Trillions could be added to the economy by skills boost


Around £2.6 trillion more could be generated for the UK economy if the nation ensured that all of its students had basic skills in areas like reading and maths, an education expert suggests.

Around one in five UK 15-year-olds struggle with the most basic tasks in the OECD's Programme for International Student Assessment (PISA), according to Andreas Schleicher, the think tank's director for education and skills.

PISA covers subjects including reading, maths and science.

  • One in five students struggle with basic skills
  • Extra £2.6 trillion could be generated for economy if all had basic skills

In a speech due to be delivered at the Education World Forum in London on Monday, Mr Schleicher will say: "It's tempting to think that at least the high-income OECD countries would have all the means to eliminate extreme underperformance in education.

"But that isn't the case. For example, one in five 15-year-olds in the United Kingdom do not successfully complete even the most basic Level 1 PISA tasks.

"If the United Kingdom were to ensure that all students had at least basic skills, the economic gains could reach 3.6 trillion dollars in additional income for the economy over the working life of these students, or 1.4 times the size of the current economy.

"To put it differently, the economic gains that would accrue solely from eliminating extreme underperformance in high-income OECD countries would more than pay for the primary and secondary education of all students.

"Such improvements in educational performance are entirely realistic.

"For example, Poland was able to reduce the share of underperforming students in PISA by one-third, from 22% to 14%, within less than a decade. Shanghai in China reduced the share of underperforming students between 2009 and 2012 alone from 4.9% to 3.8%."

Students need to have more time for collaborative learning (David Davies/PA)
Students need to have more time for collaborative learning (David Davies/PA)

Mr Schleicher will also suggest that in general, students across the world may benefit from more team work.

"In today's schools, students typically learn individually and at the end of the school year, we certify their individual achievements," he will tell the conference.

"But the more interdependent the world becomes, the more we need great collaborators and orchestrators.
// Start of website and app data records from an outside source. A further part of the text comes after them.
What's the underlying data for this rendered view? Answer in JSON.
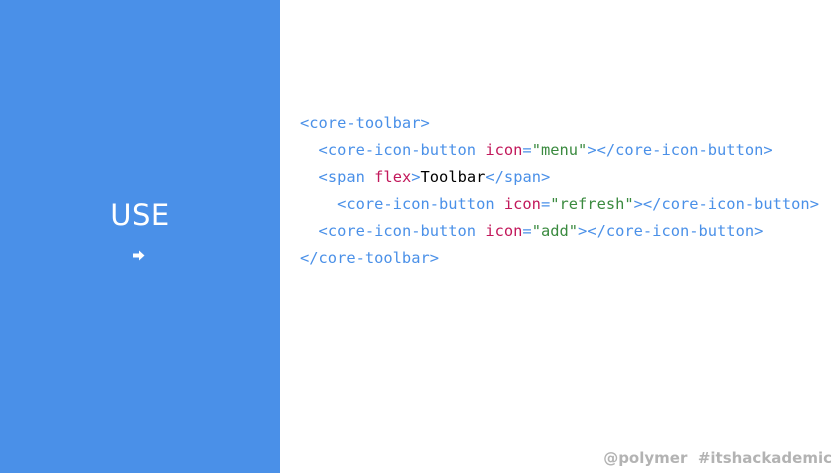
{
  "slide": {
    "title": "USE",
    "arrow_icon": "arrow-right-icon",
    "colors": {
      "panel_background": "#4a90e8",
      "tag": "#4a90e8",
      "attribute": "#c2185b",
      "value": "#3a8a3f",
      "text": "#000000",
      "footer": "#b3b3b3"
    }
  },
  "code": {
    "lines": [
      {
        "indent": "",
        "tokens": [
          {
            "type": "tag",
            "text": "<core-toolbar>"
          }
        ]
      },
      {
        "indent": "  ",
        "tokens": [
          {
            "type": "tag",
            "text": "<core-icon-button "
          },
          {
            "type": "attr",
            "text": "icon"
          },
          {
            "type": "eq",
            "text": "="
          },
          {
            "type": "val",
            "text": "\"menu\""
          },
          {
            "type": "tag",
            "text": "></core-icon-button>"
          }
        ]
      },
      {
        "indent": "  ",
        "tokens": [
          {
            "type": "tag",
            "text": "<span "
          },
          {
            "type": "attr",
            "text": "flex"
          },
          {
            "type": "tag",
            "text": ">"
          },
          {
            "type": "text",
            "text": "Toolbar"
          },
          {
            "type": "tag",
            "text": "</span>"
          }
        ]
      },
      {
        "indent": "    ",
        "tokens": [
          {
            "type": "tag",
            "text": "<core-icon-button "
          },
          {
            "type": "attr",
            "text": "icon"
          },
          {
            "type": "eq",
            "text": "="
          },
          {
            "type": "val",
            "text": "\"refresh\""
          },
          {
            "type": "tag",
            "text": "></core-icon-button>"
          }
        ]
      },
      {
        "indent": "  ",
        "tokens": [
          {
            "type": "tag",
            "text": "<core-icon-button "
          },
          {
            "type": "attr",
            "text": "icon"
          },
          {
            "type": "eq",
            "text": "="
          },
          {
            "type": "val",
            "text": "\"add\""
          },
          {
            "type": "tag",
            "text": "></core-icon-button>"
          }
        ]
      },
      {
        "indent": "",
        "tokens": [
          {
            "type": "tag",
            "text": "</core-toolbar>"
          }
        ]
      }
    ]
  },
  "footer": {
    "handle": "@polymer",
    "hashtag": "#itshackademic"
  }
}
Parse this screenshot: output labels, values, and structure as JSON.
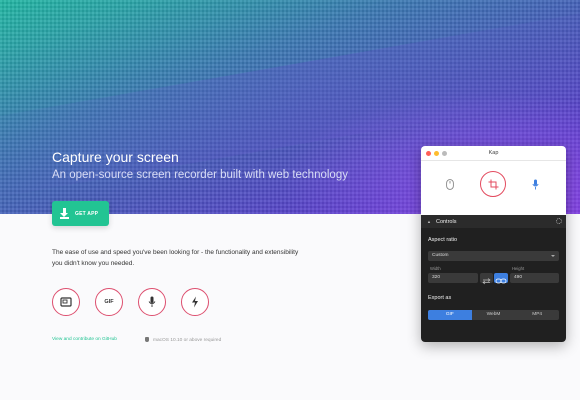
{
  "hero": {
    "title": "Capture your screen",
    "subtitle": "An open-source screen recorder built with web technology",
    "cta_label": "GET APP"
  },
  "intro": {
    "description": "The ease of use and speed you've been looking for - the functionality and extensibility you didn't know you needed."
  },
  "features": [
    {
      "icon": "screen-icon"
    },
    {
      "icon": "gif-icon",
      "label": "GIF"
    },
    {
      "icon": "microphone-icon"
    },
    {
      "icon": "lightning-icon"
    }
  ],
  "footer": {
    "link_text": "View and contribute on GitHub",
    "requirement": "macOS 10.10 or above required"
  },
  "kap_window": {
    "title": "Kap",
    "tools": [
      "mouse-icon",
      "crop-icon",
      "microphone-icon"
    ],
    "controls_label": "Controls",
    "aspect_ratio_label": "Aspect ratio",
    "aspect_ratio_value": "Custom",
    "width_label": "Width",
    "width_value": "320",
    "height_label": "Height",
    "height_value": "490",
    "export_label": "Export as",
    "formats": [
      "GIF",
      "WebM",
      "MP4"
    ],
    "selected_format": "GIF"
  },
  "colors": {
    "accent_green": "#22c493",
    "feature_ring": "#dd4f6f",
    "crop_ring": "#e34b5f",
    "format_active": "#3d7fe0",
    "window_dark": "#202020"
  }
}
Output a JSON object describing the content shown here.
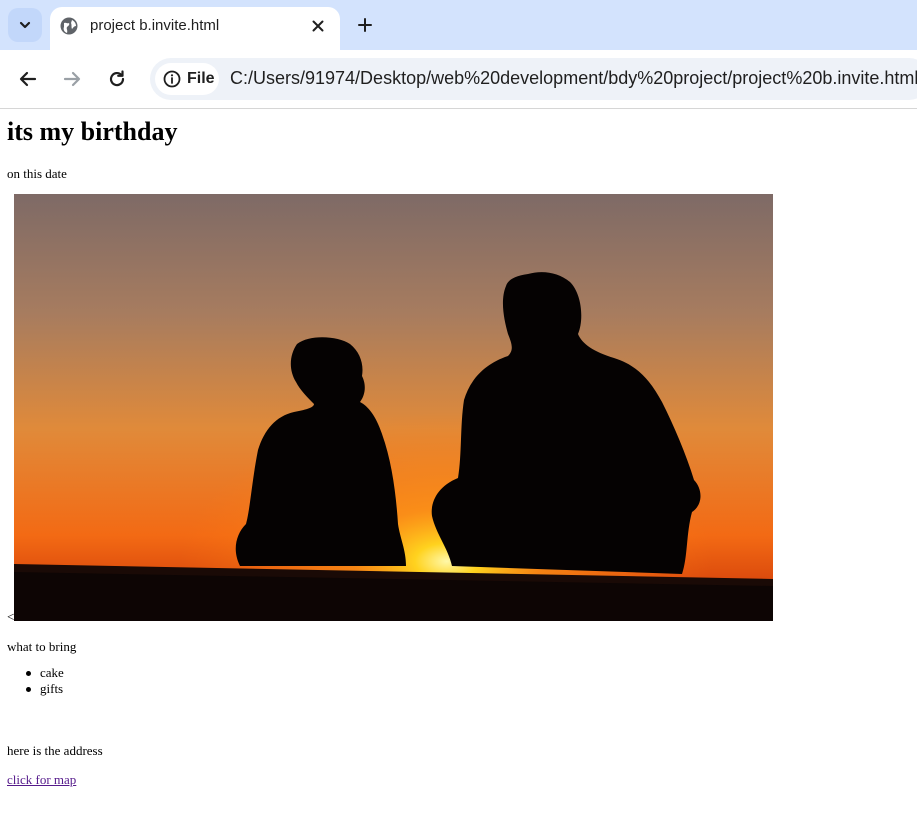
{
  "browser": {
    "tab": {
      "title": "project b.invite.html"
    },
    "address_bar": {
      "scheme_chip": "File",
      "url": "C:/Users/91974/Desktop/web%20development/bdy%20project/project%20b.invite.html"
    },
    "icons": {
      "tab_search": "chevron-down-icon",
      "favicon": "globe-icon",
      "close": "close-icon",
      "new_tab": "plus-icon",
      "back": "back-arrow-icon",
      "forward": "forward-arrow-icon",
      "reload": "reload-icon",
      "site_info": "info-icon"
    },
    "colors": {
      "tabstrip_bg": "#d3e3fd",
      "omnibox_bg": "#eef2f8",
      "link_visited": "#551a8b"
    }
  },
  "page": {
    "heading": "its my birthday",
    "date_text": "on this date",
    "stray_text": "<",
    "image_subject": "silhouette of adult and child at sunset",
    "bring_label": "what to bring",
    "bring_items": [
      "cake",
      "gifts"
    ],
    "address_text": "here is the address",
    "map_link": "click for map"
  }
}
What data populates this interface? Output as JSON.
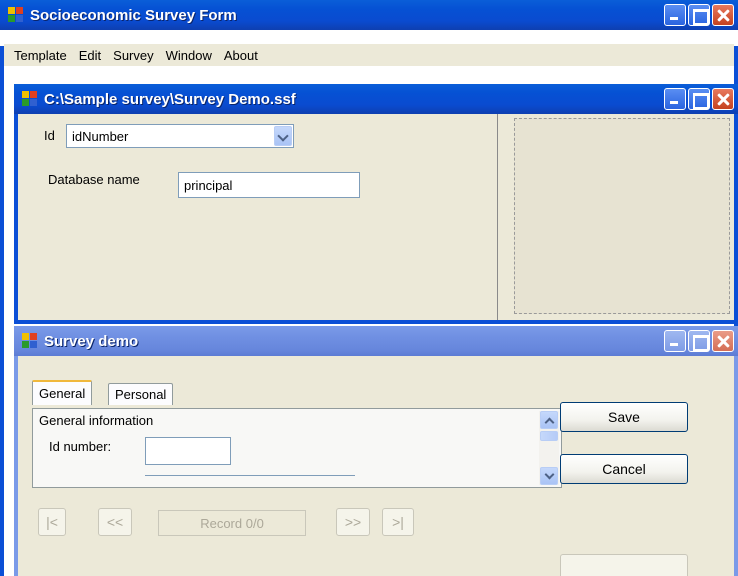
{
  "app": {
    "title": "Socioeconomic Survey Form",
    "menu": [
      "Template",
      "Edit",
      "Survey",
      "Window",
      "About"
    ]
  },
  "survey_window": {
    "title": "C:\\Sample survey\\Survey Demo.ssf",
    "id_label": "Id",
    "id_select_value": "idNumber",
    "db_label": "Database name",
    "db_value": "principal"
  },
  "demo_window": {
    "title": "Survey demo",
    "tabs": [
      "General",
      "Personal"
    ],
    "active_tab": "General",
    "section_heading": "General information",
    "id_number_label": "Id number:",
    "id_number_value": "",
    "save_label": "Save",
    "cancel_label": "Cancel",
    "nav": {
      "first": "|<",
      "prev": "<<",
      "record": "Record 0/0",
      "next": ">>",
      "last": ">|"
    }
  },
  "colors": {
    "title_active": "#0a5ed8",
    "title_inactive": "#7a9ae8",
    "face": "#ece9d8",
    "close_button": "#c6421f"
  },
  "icons": [
    "app-icon",
    "minimize-icon",
    "maximize-icon",
    "close-icon",
    "scroll-up-icon",
    "scroll-down-icon",
    "dropdown-arrow-icon"
  ]
}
Innovation is now rarely the product of individuals working in isolation but an outcome of how we mobilise, share and integrate knowledge.
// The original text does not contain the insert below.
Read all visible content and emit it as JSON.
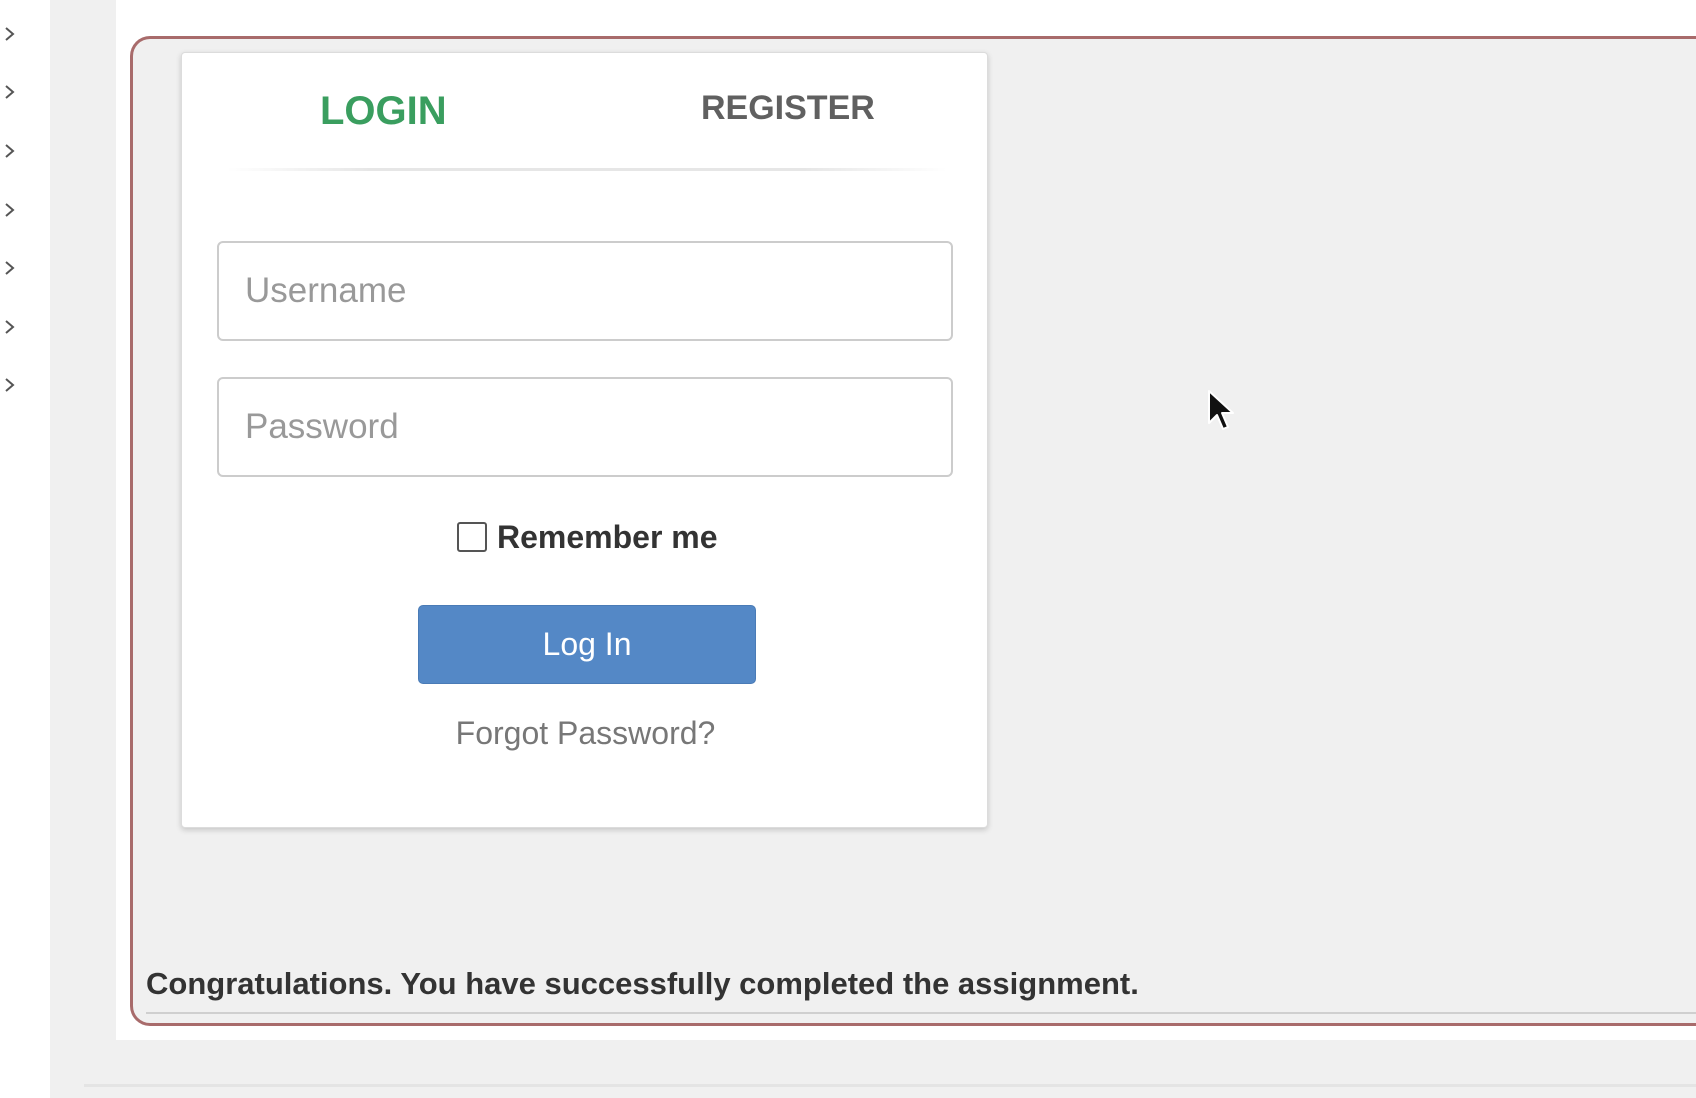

"Also the well-being of societies depends increasingly on their capacity to take collective action.

"Every day we are seeing how the mere interaction of billions of individual humans, taking their own autonomous decisions, can combine to create systemic risks with potentially catastrophic consequences.

"Schools therefore need to become better in helping students to learn to develop an identity that is aware of the pluralism of modern living, and to join people from different backgrounds in life, work and citizenship.

"That means teaching and rewarding collaboration as well as individual academic achievement, enabling students to think for themselves and to act for and with others.

"Collaborative skills have become a catchword in many education systems, but the reality is that students sit most of the time behind individual desks and there is limited time for collaborative learning."